• [WHAT TO PRODUCE]
Of all the lines in the records below, copy only those that contain the string "JSON".

----------

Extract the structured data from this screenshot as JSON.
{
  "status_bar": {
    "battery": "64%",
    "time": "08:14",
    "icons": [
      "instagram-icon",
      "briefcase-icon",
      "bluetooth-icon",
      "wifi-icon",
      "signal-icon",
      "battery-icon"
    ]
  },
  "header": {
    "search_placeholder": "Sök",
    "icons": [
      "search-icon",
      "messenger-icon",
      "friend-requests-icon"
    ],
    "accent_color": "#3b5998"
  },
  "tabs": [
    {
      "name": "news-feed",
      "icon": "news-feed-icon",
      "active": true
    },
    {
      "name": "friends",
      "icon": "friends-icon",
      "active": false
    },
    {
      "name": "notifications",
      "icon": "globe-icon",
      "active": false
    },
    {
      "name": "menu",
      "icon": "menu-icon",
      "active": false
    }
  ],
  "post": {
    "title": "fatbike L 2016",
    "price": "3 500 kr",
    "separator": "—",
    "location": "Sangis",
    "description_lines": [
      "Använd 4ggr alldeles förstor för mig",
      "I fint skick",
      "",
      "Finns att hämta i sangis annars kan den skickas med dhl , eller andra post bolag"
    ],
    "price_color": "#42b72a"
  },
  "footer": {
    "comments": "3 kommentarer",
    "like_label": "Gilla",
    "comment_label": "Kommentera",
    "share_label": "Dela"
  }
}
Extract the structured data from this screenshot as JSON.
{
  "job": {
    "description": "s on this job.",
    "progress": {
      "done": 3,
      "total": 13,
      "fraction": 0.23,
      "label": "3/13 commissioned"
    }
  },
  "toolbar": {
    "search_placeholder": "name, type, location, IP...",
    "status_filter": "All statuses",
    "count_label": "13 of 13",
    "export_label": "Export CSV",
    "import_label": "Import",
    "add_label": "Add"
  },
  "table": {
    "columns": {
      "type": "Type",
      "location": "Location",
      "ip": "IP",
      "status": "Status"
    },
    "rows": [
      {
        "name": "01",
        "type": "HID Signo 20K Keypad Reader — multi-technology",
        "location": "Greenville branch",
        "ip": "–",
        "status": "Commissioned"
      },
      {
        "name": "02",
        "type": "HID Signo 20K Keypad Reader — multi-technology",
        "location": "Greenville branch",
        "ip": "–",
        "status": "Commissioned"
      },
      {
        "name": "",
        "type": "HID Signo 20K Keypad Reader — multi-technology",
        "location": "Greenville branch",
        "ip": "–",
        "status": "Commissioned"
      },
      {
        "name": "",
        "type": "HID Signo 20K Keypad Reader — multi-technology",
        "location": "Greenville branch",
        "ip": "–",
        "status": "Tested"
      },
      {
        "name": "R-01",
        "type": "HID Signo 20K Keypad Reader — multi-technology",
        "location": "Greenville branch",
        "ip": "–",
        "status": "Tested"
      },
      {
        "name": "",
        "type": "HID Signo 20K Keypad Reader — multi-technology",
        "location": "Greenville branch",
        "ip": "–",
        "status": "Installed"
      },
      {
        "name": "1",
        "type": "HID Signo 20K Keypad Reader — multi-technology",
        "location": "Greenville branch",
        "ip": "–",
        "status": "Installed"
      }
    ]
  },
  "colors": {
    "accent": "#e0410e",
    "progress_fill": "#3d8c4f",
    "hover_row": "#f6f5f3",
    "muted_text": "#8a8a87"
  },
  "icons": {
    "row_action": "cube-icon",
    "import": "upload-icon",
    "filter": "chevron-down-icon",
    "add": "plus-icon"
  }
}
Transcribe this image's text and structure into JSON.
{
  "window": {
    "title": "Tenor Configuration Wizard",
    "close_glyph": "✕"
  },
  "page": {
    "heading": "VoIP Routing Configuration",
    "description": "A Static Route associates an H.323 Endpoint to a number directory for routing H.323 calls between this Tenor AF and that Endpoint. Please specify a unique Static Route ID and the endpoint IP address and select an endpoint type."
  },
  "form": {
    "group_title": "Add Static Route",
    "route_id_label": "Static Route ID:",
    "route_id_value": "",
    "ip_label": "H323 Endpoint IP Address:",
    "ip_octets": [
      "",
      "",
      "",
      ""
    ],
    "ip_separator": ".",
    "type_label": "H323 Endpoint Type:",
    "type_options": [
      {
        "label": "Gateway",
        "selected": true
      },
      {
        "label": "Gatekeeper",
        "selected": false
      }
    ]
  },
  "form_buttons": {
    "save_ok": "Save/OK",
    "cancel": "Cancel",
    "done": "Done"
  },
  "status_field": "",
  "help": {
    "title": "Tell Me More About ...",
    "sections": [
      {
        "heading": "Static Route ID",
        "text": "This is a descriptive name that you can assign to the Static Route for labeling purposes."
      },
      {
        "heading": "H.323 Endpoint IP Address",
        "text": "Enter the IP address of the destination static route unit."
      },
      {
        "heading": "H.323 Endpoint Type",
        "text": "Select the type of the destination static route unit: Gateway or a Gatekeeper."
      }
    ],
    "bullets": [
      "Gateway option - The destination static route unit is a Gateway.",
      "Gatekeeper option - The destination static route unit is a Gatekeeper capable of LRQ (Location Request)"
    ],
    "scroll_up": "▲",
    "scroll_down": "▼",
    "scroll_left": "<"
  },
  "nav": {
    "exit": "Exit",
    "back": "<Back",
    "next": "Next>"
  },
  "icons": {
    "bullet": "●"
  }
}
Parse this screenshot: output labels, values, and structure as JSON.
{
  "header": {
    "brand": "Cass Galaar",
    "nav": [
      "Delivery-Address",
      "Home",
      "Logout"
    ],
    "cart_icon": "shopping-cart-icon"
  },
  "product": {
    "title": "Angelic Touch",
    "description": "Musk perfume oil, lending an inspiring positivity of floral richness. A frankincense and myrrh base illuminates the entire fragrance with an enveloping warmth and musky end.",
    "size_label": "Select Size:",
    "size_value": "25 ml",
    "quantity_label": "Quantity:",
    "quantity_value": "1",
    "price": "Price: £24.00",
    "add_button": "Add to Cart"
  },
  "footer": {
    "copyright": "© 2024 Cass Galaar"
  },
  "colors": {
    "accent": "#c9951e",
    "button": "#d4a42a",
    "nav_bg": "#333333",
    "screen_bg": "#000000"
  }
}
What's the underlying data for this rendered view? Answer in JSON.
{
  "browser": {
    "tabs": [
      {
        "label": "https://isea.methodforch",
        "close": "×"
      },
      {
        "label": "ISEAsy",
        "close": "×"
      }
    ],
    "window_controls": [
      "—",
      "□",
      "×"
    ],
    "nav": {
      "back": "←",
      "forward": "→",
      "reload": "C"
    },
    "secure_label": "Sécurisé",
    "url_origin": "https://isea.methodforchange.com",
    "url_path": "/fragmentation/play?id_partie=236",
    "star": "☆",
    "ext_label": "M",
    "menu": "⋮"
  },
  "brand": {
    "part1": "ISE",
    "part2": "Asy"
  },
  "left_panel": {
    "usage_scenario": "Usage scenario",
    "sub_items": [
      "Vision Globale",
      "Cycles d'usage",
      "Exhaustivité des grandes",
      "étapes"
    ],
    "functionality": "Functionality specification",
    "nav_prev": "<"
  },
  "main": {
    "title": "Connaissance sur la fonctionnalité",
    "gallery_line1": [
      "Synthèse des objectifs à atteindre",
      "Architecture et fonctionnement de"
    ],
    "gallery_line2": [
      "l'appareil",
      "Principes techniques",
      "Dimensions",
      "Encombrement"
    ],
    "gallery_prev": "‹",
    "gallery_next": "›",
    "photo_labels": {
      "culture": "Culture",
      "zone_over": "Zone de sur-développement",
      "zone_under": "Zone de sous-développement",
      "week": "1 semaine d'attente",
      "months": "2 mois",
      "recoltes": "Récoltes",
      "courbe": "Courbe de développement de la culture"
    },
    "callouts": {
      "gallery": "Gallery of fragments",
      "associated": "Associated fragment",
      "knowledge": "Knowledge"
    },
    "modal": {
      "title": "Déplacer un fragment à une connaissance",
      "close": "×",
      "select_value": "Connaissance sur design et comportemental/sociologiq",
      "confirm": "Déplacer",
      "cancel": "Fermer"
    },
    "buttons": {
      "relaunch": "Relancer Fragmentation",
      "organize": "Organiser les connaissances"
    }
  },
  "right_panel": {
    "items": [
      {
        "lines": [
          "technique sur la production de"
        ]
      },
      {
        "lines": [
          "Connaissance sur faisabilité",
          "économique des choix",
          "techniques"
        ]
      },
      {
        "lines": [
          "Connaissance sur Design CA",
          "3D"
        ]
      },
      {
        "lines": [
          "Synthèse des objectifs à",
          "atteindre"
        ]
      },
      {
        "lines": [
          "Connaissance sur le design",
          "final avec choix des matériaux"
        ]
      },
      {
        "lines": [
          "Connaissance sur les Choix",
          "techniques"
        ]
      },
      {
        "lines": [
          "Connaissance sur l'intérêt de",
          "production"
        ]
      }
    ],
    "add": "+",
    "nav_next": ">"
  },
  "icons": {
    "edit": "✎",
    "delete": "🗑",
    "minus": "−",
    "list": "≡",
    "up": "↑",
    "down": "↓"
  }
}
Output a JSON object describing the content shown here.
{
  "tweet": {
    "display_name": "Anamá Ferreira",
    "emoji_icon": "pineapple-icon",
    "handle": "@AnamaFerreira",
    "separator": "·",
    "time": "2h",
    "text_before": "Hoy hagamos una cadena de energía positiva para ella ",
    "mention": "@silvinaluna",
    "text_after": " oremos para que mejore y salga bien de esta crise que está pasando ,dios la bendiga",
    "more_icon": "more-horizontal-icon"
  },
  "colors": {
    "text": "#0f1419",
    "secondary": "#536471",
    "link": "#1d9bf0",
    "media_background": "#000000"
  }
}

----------

• [ANSWER TO THE EXERCISE]
Extract the structured data from this screenshot as JSON.
Extract the structured data from this screenshot as JSON.
Transcribe this image's text and structure into JSON.
Parse this screenshot: output labels, values, and structure as JSON.
What's the underlying data for this rendered view? Answer in JSON.
Output a JSON object describing the content shown here.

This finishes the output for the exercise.